Your goal ▸ Scan the listing below. Return every line containing the string "video".

Information shown ▸
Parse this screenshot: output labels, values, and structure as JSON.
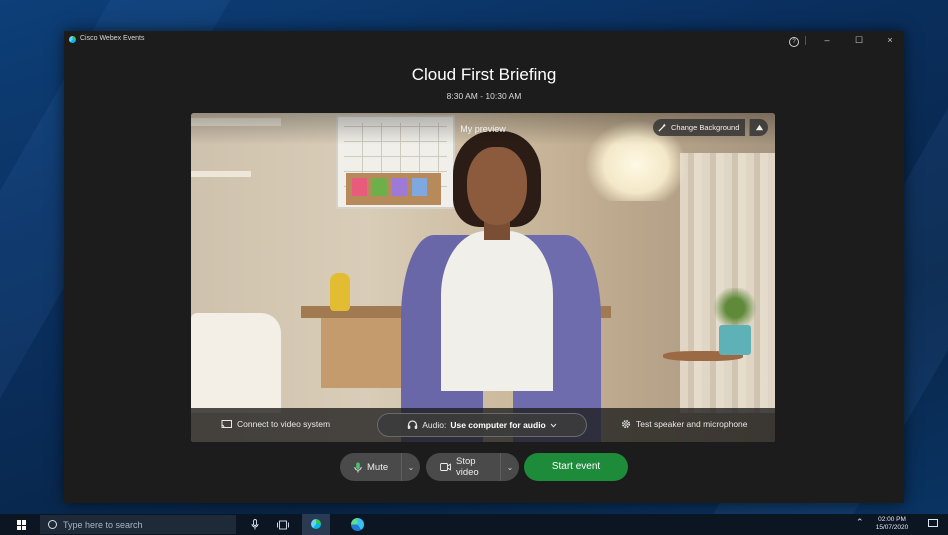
{
  "window": {
    "app_name": "Cisco Webex Events",
    "help_icon": "?",
    "minimize": "–",
    "maximize": "☐",
    "close": "×"
  },
  "event": {
    "title": "Cloud First Briefing",
    "time": "8:30 AM - 10:30 AM"
  },
  "preview": {
    "label": "My preview",
    "change_background": "Change Background",
    "connect_video": "Connect to video system",
    "audio_prefix": "Audio:",
    "audio_value": "Use computer for audio",
    "test_speaker": "Test speaker and microphone"
  },
  "controls": {
    "mute": "Mute",
    "stop_video": "Stop video",
    "start_event": "Start event"
  },
  "taskbar": {
    "search_placeholder": "Type here to search",
    "time": "02:00 PM",
    "date": "15/07/2020"
  },
  "colors": {
    "start_button": "#1d8b3a",
    "window_bg": "#1c1c1c"
  }
}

Answer to the exercise ▸
    "connect_video": "Connect to video system",
    "stop_video": "Stop video",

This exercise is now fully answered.